"INEVER was much for putting out a flag," I heard a woman say in the weekend sunshine, "until now." She went into the basement of her home and fetched two small ones - starchy cloth flags on sticks - and stuck them in the potted plants in front of her house.
This has happened all across the nation by now: Americans who love their country, but who limit patriotic displays to singing the national anthem before ball games, are among those dishing out dollars for flags or pulling them from storage.
They're probably feeling something they've never felt before. It might be unmitigated anger. It might be unfettered patriotism. But it might just be a strangely serene, utterly unambiguous belief in the next big American challenge.
The country has been attacked and the country has to respond. The enemy is not an entire nation, nor is it an alliance of nations, easy to color on a map. The enemy is evil cloaked a thousand different ways in a thousand different places, presenting a complex challenge for the world's superpower.
It will be incredibly difficult - hugely difficult - to find and eliminate terrorists, and do so without killing innocents. But this time there's no ambi- guity about whether the nation should be engaged.
Remember all those arguments around the kitchen table between generations? Those who lived through World War II and who remembered Pearl Harbor claimed a clear view of the American mission in Vietnam. But it wasn't so easy for those of us who grew along the national fault lines created by that war and who had no personal memory of Pearl Harbor. The view was much more garbled, the feelings mixed, with cynicism setting in like a fog and lasting well into the Persian Gulf war.

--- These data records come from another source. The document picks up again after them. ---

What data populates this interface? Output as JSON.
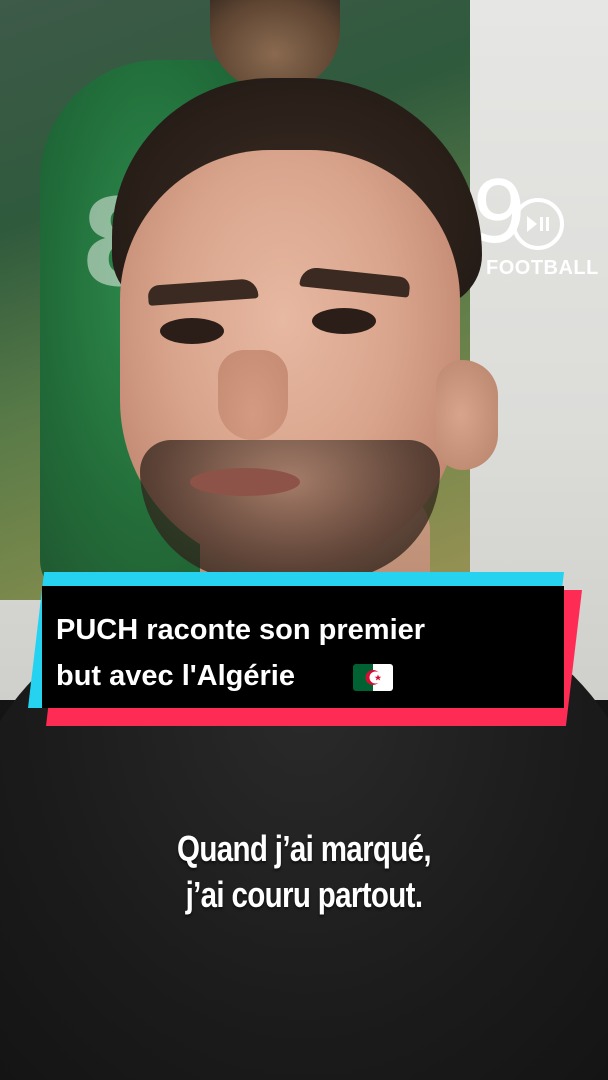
{
  "logo": {
    "number": "9",
    "play_symbol": "▶||",
    "wordmark": "FOOTBALL"
  },
  "title_card": {
    "line1": "PUCH raconte son premier",
    "line2": "but avec l'Algérie",
    "flag_icon": "algeria-flag-icon",
    "colors": {
      "cyan": "#25d3f0",
      "red": "#fe2c55",
      "black": "#000000"
    }
  },
  "subtitles": {
    "line1": "Quand j’ai marqué,",
    "line2": "j’ai couru partout."
  }
}
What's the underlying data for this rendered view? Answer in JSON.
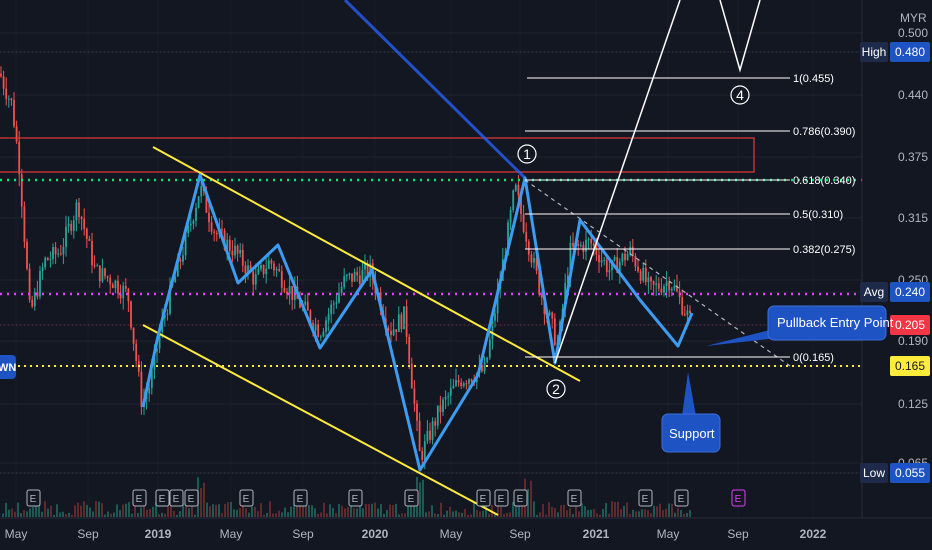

We envied an earlier generation for its strength and courage, but also for the clarity with which it viewed America in the world.
Here we are, at last, feeling what they must have felt after Pearl Harbor. Here we are, at last, knowing clarity about what this nation must do, and why it must do it.
It's how we do it that will test our leaders and our resolve.
A first responder's wisdom
Among the missing in the rubble of the World Trade Center towers is a man known among New York City firefighters as "God," Raymond Downey, chief of special operations and a nationally recognized expert in rescue.
Downey - who was on the scene in the World Trade Center immediately after the terrorist bombing in 1993 - had been a booming voice for the modernization of rescue and recovery units by local departments, the "first responders" across the country.
Three years ago, he appeared before a congressional committee and warned of the nation's lack of preparedness for weapons of mass destruction. He dared to imagine the unspeakable, a threat many Americans might have dismissed until Tuesday: Not jumbo jets turned into human-guided missiles, but chemicals weapons.
What would have happened, Downey asked the committee, had the 50,000 occupants of the World Trade Center complex been exposed to deadly chemicals?
"Not a fire department in the United States could have handled an incident involving a chemical agent affecting this many victims," he said. "Why? Lack of sufficient funding and training for weapons of mass destruction. ...
"What would happen if it occurred today? Would we be prepared? Some fire departments have increased their capabilities, but the majority of the country is still not prepared for these type of incidents."
Downey asked Congress to involve "first responders" with federal agencies that have been preparing for terrorism.
He said, "The federal government needs to provide assistance and funding for training, detection equipment, personal protective equipment and mass decontamination capabilities. It is the first responder that will be facing the challenges that weapons of mass destruction present. They are the ones that need the funding and assistance the federal government can provide."
Downey, of course, was the chief of first responders, and that's why he's missing.
One of our own
American flags now hang from many a pole, fence and front porch across the country. The one on the lamp post on Wooded Run Drive, on the west side of Columbia, went up in honor of Darin Pontell.
Pontell, 26, a Navy lieutenant junior grade and Naval Academy graduate - married last March and a "computer whiz," according to his proud grandfather - is listed among the missing at the Pentagon. His father, Gary Pontell, lives on Wooded Run.
Three important words
Overheard Tuesday morning, in the three hours after the attacks on the World Trade Center: Eleven people on cell phones saying, "I love you," to those on the other end. We heard it in corridors, in an elevator, on sidewalks outside office buildings.
It served, in the madness of the moment, to remind us to always say it now, on the most peaceful days.
And maybe, if there's someone in your realm who's drifted away - whether because of time, miles or hard feelings - it would be a good idea to get in touch, or make peace. Better now than never.Copyright © 2015, The Baltimore Sun